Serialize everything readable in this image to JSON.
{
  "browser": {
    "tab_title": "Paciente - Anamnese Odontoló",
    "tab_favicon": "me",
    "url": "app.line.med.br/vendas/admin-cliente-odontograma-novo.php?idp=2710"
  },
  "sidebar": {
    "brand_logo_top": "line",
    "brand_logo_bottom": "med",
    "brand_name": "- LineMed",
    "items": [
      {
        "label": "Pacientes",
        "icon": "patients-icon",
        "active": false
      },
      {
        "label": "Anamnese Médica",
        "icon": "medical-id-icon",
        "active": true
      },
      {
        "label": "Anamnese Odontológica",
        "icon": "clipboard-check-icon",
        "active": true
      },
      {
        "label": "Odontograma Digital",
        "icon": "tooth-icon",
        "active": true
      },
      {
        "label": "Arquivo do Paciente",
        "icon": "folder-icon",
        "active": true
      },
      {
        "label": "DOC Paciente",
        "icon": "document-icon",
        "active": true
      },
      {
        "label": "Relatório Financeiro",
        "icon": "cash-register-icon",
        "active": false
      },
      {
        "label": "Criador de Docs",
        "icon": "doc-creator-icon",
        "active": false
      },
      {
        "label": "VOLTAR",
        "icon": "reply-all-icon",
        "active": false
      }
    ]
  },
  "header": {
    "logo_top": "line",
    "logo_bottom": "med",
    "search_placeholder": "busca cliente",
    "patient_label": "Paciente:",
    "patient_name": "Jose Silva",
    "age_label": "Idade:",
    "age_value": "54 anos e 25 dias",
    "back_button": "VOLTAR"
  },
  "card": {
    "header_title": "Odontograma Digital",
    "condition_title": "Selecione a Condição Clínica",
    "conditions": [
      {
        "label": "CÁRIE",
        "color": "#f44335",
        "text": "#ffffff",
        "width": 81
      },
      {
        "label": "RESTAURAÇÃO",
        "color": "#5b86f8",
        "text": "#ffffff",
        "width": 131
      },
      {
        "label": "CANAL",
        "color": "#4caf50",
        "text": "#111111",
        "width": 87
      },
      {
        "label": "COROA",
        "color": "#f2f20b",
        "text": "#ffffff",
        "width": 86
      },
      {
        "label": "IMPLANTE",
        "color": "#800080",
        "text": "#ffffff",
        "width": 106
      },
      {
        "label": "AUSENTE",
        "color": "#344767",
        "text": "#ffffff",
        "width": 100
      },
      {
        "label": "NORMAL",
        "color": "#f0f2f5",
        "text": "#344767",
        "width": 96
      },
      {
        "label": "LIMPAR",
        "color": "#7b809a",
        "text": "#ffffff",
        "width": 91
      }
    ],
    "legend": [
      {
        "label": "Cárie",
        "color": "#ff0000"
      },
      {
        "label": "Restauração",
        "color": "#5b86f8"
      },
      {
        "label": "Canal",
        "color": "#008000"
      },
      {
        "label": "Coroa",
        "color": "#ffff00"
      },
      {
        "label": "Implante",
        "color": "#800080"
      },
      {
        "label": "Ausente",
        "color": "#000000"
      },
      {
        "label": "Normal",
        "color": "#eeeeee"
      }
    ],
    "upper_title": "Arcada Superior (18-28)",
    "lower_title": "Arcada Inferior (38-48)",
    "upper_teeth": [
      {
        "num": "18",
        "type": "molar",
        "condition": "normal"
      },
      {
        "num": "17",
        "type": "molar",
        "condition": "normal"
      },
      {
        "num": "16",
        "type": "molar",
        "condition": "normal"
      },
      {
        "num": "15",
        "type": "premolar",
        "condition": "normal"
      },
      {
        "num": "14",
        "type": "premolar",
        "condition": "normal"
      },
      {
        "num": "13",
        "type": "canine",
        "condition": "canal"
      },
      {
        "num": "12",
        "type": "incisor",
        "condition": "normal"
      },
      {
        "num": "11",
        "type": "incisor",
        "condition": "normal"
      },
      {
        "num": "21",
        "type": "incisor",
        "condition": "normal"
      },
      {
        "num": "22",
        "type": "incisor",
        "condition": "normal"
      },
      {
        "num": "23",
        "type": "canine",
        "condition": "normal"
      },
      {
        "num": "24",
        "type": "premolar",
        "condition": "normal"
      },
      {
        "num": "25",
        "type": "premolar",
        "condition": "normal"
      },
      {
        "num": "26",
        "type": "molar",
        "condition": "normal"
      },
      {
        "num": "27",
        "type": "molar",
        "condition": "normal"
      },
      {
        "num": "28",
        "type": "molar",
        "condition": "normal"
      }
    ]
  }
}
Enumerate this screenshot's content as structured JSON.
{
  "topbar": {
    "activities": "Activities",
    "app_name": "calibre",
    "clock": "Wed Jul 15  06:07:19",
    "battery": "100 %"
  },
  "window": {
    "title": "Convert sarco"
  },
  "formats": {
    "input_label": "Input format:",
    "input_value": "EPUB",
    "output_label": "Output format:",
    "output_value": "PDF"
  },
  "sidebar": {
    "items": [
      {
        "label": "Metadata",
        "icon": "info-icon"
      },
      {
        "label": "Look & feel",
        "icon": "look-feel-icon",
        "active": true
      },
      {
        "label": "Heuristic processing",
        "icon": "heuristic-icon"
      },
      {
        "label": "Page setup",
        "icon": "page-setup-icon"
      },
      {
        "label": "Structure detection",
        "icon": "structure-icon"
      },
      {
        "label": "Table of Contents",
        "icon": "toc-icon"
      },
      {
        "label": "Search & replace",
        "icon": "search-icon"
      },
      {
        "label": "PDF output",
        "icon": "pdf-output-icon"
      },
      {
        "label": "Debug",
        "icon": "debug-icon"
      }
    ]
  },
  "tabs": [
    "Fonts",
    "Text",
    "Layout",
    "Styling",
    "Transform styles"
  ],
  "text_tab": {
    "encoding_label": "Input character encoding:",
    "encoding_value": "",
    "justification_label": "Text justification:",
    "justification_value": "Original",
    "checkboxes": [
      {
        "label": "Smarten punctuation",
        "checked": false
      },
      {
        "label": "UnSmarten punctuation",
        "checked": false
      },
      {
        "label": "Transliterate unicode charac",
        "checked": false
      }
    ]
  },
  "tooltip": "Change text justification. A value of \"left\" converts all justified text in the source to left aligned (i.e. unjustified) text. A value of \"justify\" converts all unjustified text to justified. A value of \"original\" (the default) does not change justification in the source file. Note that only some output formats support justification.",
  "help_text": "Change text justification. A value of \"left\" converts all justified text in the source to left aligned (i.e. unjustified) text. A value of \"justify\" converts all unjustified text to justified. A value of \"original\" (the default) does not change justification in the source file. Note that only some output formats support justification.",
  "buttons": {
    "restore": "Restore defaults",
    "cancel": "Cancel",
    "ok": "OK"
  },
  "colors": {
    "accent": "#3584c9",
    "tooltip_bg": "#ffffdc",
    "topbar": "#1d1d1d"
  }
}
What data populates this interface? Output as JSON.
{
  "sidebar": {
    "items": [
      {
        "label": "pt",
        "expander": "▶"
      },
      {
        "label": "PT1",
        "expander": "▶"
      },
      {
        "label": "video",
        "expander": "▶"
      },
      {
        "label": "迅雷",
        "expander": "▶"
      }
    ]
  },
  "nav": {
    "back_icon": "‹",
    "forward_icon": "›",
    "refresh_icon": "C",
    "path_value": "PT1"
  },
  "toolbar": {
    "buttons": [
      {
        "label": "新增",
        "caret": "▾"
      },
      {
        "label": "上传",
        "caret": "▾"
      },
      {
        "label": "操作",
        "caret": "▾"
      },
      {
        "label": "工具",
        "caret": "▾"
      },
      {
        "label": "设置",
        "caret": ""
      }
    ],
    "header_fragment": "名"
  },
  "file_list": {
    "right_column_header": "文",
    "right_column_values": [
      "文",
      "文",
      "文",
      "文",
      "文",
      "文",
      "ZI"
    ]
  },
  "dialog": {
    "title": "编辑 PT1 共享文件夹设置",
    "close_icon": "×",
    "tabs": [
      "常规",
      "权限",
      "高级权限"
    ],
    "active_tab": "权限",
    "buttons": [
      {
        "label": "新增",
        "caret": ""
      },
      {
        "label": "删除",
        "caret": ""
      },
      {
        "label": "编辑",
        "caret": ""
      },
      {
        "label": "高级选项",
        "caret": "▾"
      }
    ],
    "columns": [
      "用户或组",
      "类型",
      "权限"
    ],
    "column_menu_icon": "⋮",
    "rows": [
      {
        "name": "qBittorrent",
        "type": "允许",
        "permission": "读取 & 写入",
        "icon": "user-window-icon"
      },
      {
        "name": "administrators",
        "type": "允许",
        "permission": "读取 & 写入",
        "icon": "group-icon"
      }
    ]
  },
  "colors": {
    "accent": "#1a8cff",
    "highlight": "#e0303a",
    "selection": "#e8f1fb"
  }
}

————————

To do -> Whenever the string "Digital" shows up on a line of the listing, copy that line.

Written solution ->
        "label": "Odontograma Digital",
    "header_title": "Odontograma Digital",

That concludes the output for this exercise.